Top of DATA SHOWN
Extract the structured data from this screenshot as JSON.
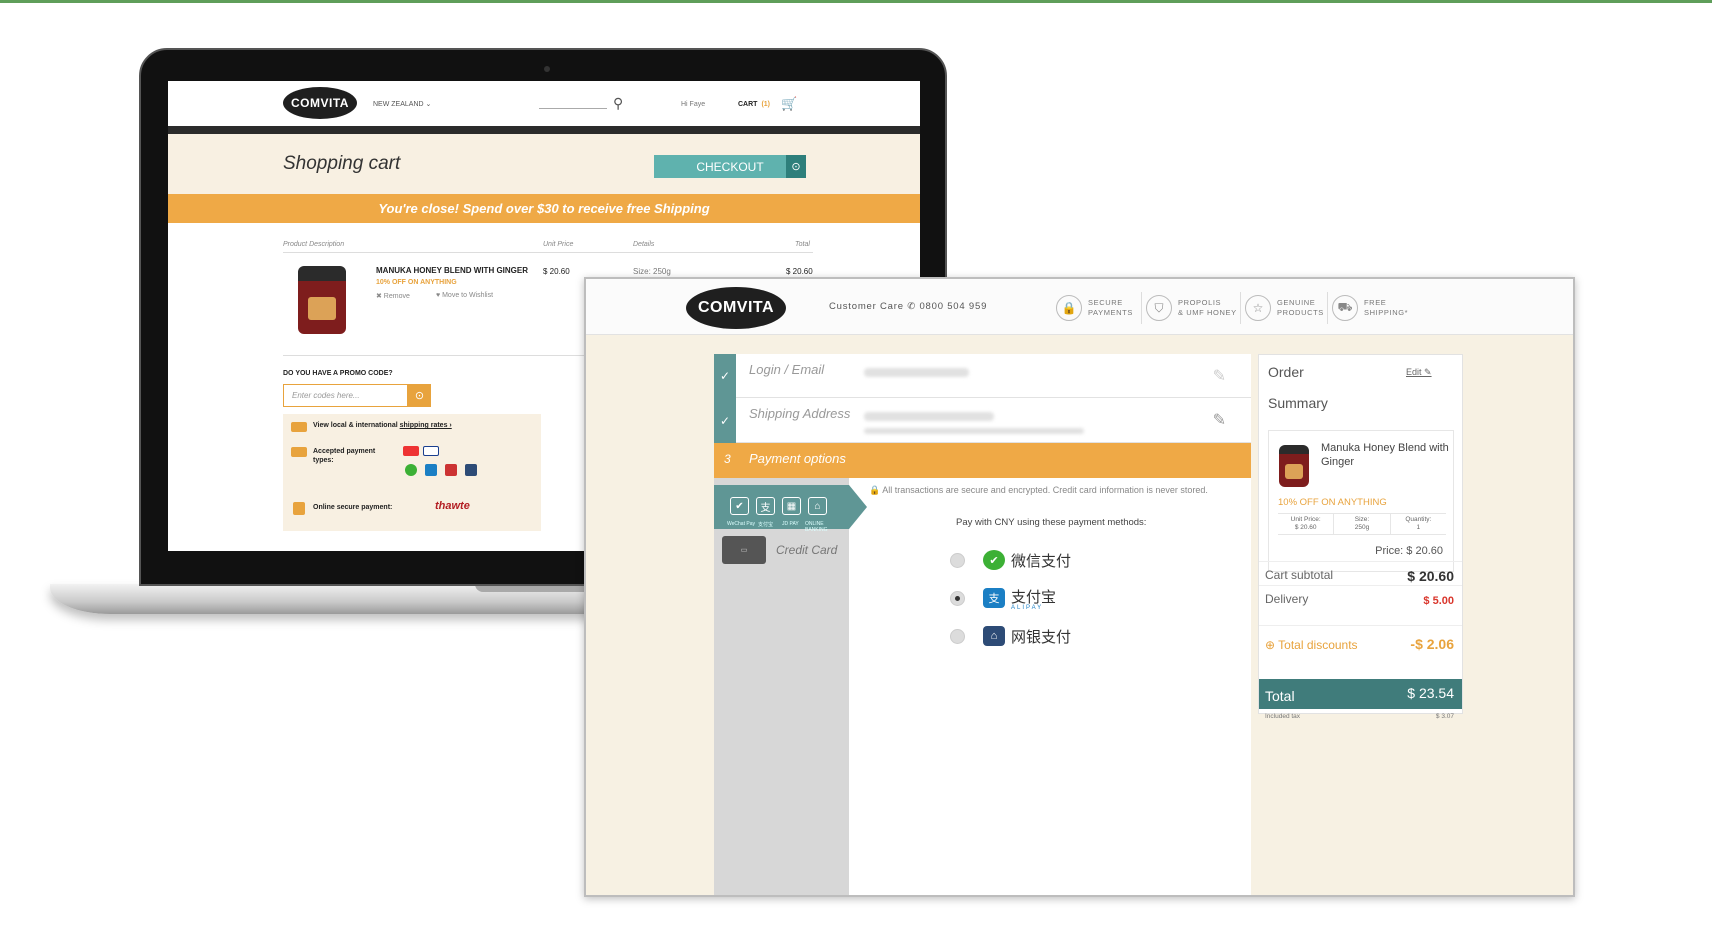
{
  "colors": {
    "brand_orange": "#efa946",
    "teal": "#5fb2ae",
    "dark_teal": "#407c7b",
    "cream": "#f8f0e2",
    "alert_red": "#d9352b"
  },
  "laptop": {
    "logo": "COMVITA",
    "country": "NEW ZEALAND ⌄",
    "search_icon": "search-icon",
    "greeting": "Hi Faye",
    "cart_label": "CART",
    "cart_count": "(1)",
    "page_title": "Shopping cart",
    "checkout_label": "CHECKOUT",
    "banner": "You're close! Spend over $30 to receive free Shipping",
    "columns": [
      "Product Description",
      "Unit Price",
      "Details",
      "Total"
    ],
    "product": {
      "name": "MANUKA HONEY BLEND WITH GINGER",
      "offer": "10% OFF ON ANYTHING",
      "remove": "✖ Remove",
      "wishlist": "♥ Move to Wishlist",
      "unit_price": "$ 20.60",
      "size": "Size:   250g",
      "total": "$ 20.60"
    },
    "promo": {
      "label": "DO YOU HAVE A PROMO CODE?",
      "placeholder": "Enter codes here..."
    },
    "info": {
      "shipping_text": "View local & international",
      "shipping_link": "shipping rates ›",
      "payment_text": "Accepted payment types:",
      "secure_text": "Online secure payment:",
      "thawte": "thawte"
    }
  },
  "checkout": {
    "logo": "COMVITA",
    "care": "Customer Care ✆ 0800 504 959",
    "badges": [
      {
        "icon": "lock-icon",
        "line1": "SECURE",
        "line2": "PAYMENTS"
      },
      {
        "icon": "shield-icon",
        "line1": "PROPOLIS",
        "line2": "& UMF HONEY"
      },
      {
        "icon": "star-icon",
        "line1": "GENUINE",
        "line2": "PRODUCTS"
      },
      {
        "icon": "truck-icon",
        "line1": "FREE",
        "line2": "SHIPPING*"
      }
    ],
    "step_login": "Login / Email",
    "step_shipping": "Shipping Address",
    "step_payment_num": "3",
    "step_payment": "Payment options",
    "methods": [
      "WeChat Pay",
      "支付宝",
      "JD PAY",
      "ONLINE BANKING"
    ],
    "credit_card": "Credit Card",
    "secure_note": "🔒 All transactions are secure and encrypted. Credit card information is never stored.",
    "pay_info": "Pay with CNY using these payment methods:",
    "options": [
      {
        "label": "微信支付",
        "sub": "",
        "selected": false
      },
      {
        "label": "支付宝",
        "sub": "ALIPAY",
        "selected": true
      },
      {
        "label": "网银支付",
        "sub": "",
        "selected": false
      }
    ]
  },
  "summary": {
    "title1": "Order",
    "title2": "Summary",
    "edit": "Edit ✎",
    "product_name": "Manuka Honey Blend with Ginger",
    "offer": "10% OFF ON ANYTHING",
    "grid": [
      {
        "label": "Unit Price:",
        "value": "$ 20.60"
      },
      {
        "label": "Size:",
        "value": "250g"
      },
      {
        "label": "Quantity:",
        "value": "1"
      }
    ],
    "price": "Price: $ 20.60",
    "cart_subtotal_label": "Cart subtotal",
    "cart_subtotal": "$ 20.60",
    "delivery_label": "Delivery",
    "delivery": "$ 5.00",
    "discounts_label": "⊕ Total discounts",
    "discounts": "-$ 2.06",
    "total_label": "Total",
    "total": "$ 23.54",
    "tax_label": "Included tax",
    "tax": "$ 3.07"
  }
}
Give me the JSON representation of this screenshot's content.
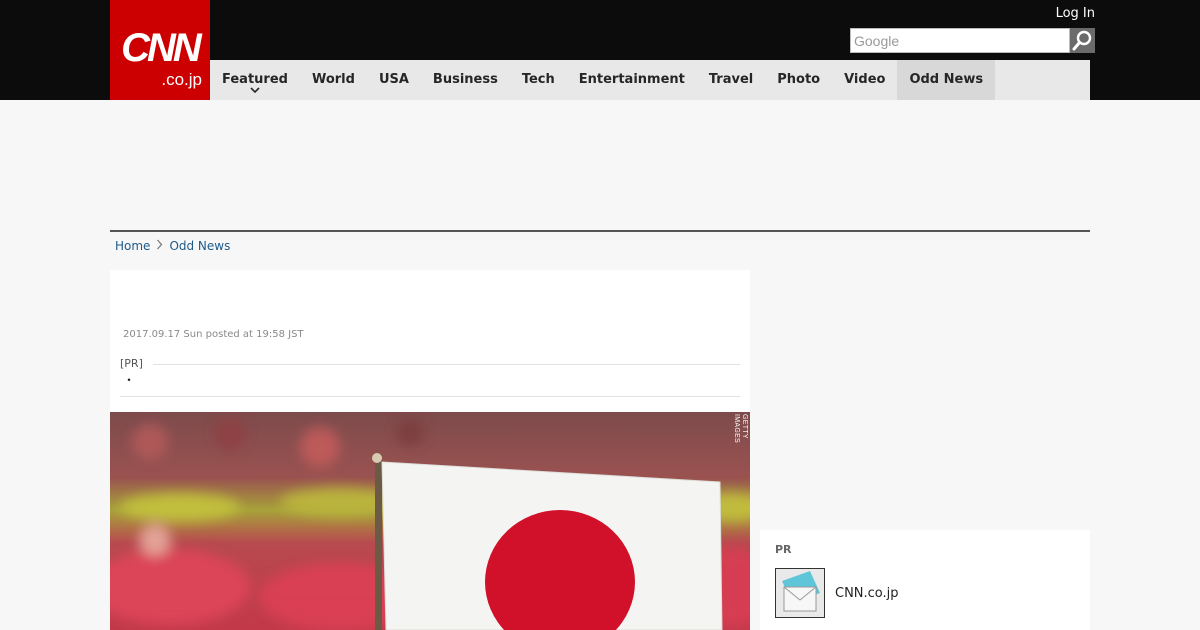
{
  "header": {
    "logo_main": "CNN",
    "logo_sub": ".co.jp",
    "login_label": "Log In",
    "search": {
      "placeholder": "Google",
      "value": ""
    }
  },
  "nav": {
    "items": [
      {
        "label": "Featured",
        "has_dropdown": true
      },
      {
        "label": "World"
      },
      {
        "label": "USA"
      },
      {
        "label": "Business"
      },
      {
        "label": "Tech"
      },
      {
        "label": "Entertainment"
      },
      {
        "label": "Travel"
      },
      {
        "label": "Photo"
      },
      {
        "label": "Video"
      },
      {
        "label": "Odd News",
        "active": true
      }
    ]
  },
  "breadcrumb": {
    "home": "Home",
    "current": "Odd News"
  },
  "article": {
    "posted": "2017.09.17 Sun posted at 19:58 JST",
    "pr_tag": "[PR]",
    "pr_text": "・",
    "image_credit": "GETTY IMAGES"
  },
  "sidebar": {
    "pr_title": "PR",
    "pr_item_label": "CNN.co.jp"
  },
  "colors": {
    "brand_red": "#cc0000",
    "topbar": "#0c0c0c",
    "nav_bg": "#e8e8e8",
    "nav_active": "#d8d8d8",
    "link": "#1d5a8a"
  }
}
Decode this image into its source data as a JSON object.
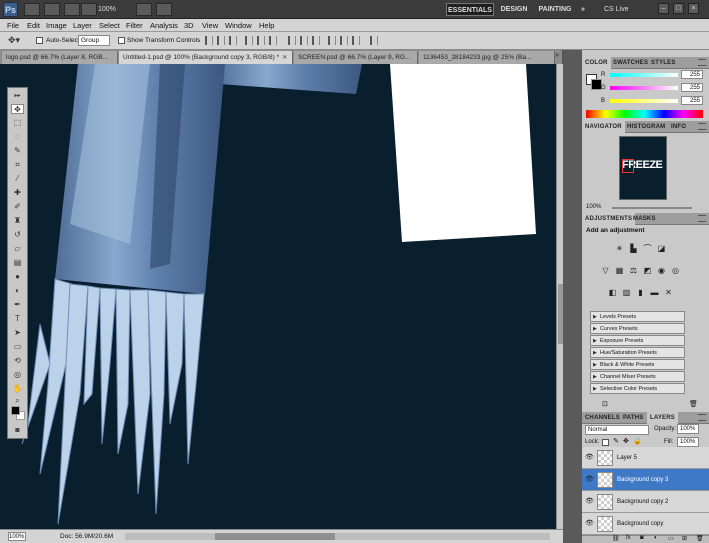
{
  "app": {
    "logo": "Ps"
  },
  "titlebar": {
    "zoom": "100%",
    "workspaces": [
      "ESSENTIALS",
      "DESIGN",
      "PAINTING",
      "»"
    ],
    "cs_live": "CS Live"
  },
  "menu": [
    "File",
    "Edit",
    "Image",
    "Layer",
    "Select",
    "Filter",
    "Analysis",
    "3D",
    "View",
    "Window",
    "Help"
  ],
  "options": {
    "auto_select_label": "Auto-Select:",
    "auto_select_value": "Group",
    "show_transform_label": "Show Transform Controls"
  },
  "doc_tabs": [
    {
      "label": "logo.psd @ 66.7% (Layer 8, RGB...",
      "active": false
    },
    {
      "label": "Untitled-1.psd @ 100% (Background copy 3, RGB/8) *",
      "active": true
    },
    {
      "label": "SCREEN.psd @ 66.7% (Layer 9, RG...",
      "active": false
    },
    {
      "label": "1136453_28184233.jpg @ 25% (Ba...",
      "active": false
    }
  ],
  "status": {
    "zoom": "100%",
    "doc_size": "Doc: 56.9M/20.6M"
  },
  "color_panel": {
    "tabs": [
      "COLOR",
      "SWATCHES",
      "STYLES"
    ],
    "channels": [
      {
        "label": "R",
        "value": "255"
      },
      {
        "label": "G",
        "value": "255"
      },
      {
        "label": "B",
        "value": "255"
      }
    ]
  },
  "navigator": {
    "tabs": [
      "NAVIGATOR",
      "HISTOGRAM",
      "INFO"
    ],
    "zoom": "100%",
    "preview_text": "FREEZE"
  },
  "adjustments": {
    "tabs": [
      "ADJUSTMENTS",
      "MASKS"
    ],
    "title": "Add an adjustment",
    "presets": [
      "Levels Presets",
      "Curves Presets",
      "Exposure Presets",
      "Hue/Saturation Presets",
      "Black & White Presets",
      "Channel Mixer Presets",
      "Selective Color Presets"
    ]
  },
  "layers": {
    "tabs": [
      "CHANNELS",
      "PATHS",
      "LAYERS"
    ],
    "blend_mode": "Normal",
    "opacity_label": "Opacity:",
    "opacity": "100%",
    "lock_label": "Lock:",
    "fill_label": "Fill:",
    "fill": "100%",
    "items": [
      {
        "name": "Layer 5",
        "selected": false
      },
      {
        "name": "Background copy 3",
        "selected": true
      },
      {
        "name": "Background copy 2",
        "selected": false
      },
      {
        "name": "Background copy",
        "selected": false
      }
    ]
  },
  "colors": {
    "canvas_bg": "#0a1f2e",
    "accent": "#3f79c6"
  }
}
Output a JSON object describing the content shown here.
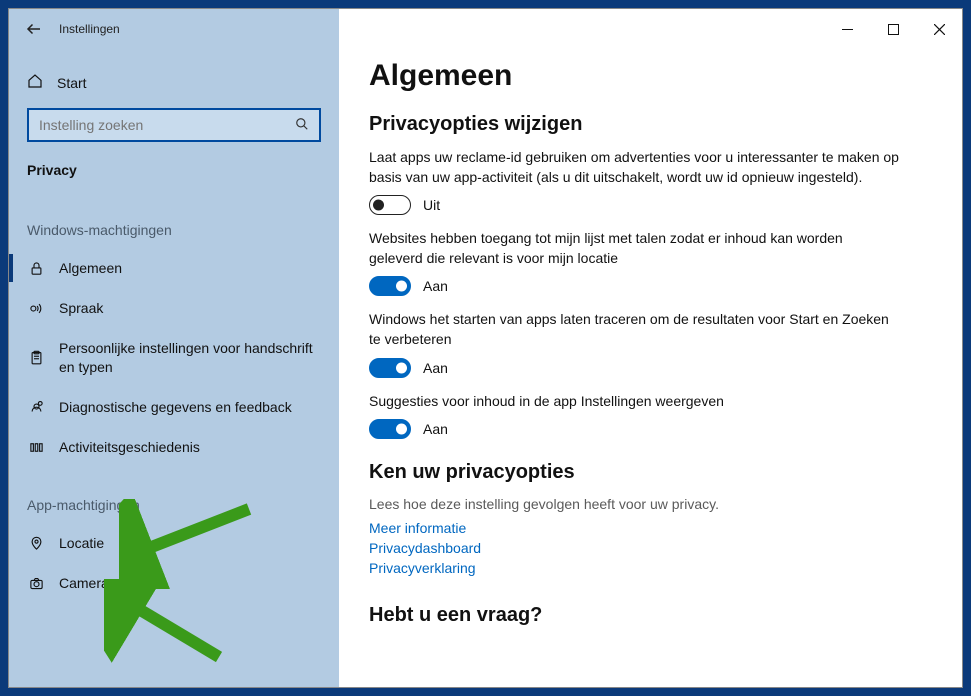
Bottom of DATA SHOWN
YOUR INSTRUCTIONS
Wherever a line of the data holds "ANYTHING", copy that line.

EXERCISE RESULT
      "offer": "10% OFF ON ANYTHING",
    "offer": "10% OFF ON ANYTHING",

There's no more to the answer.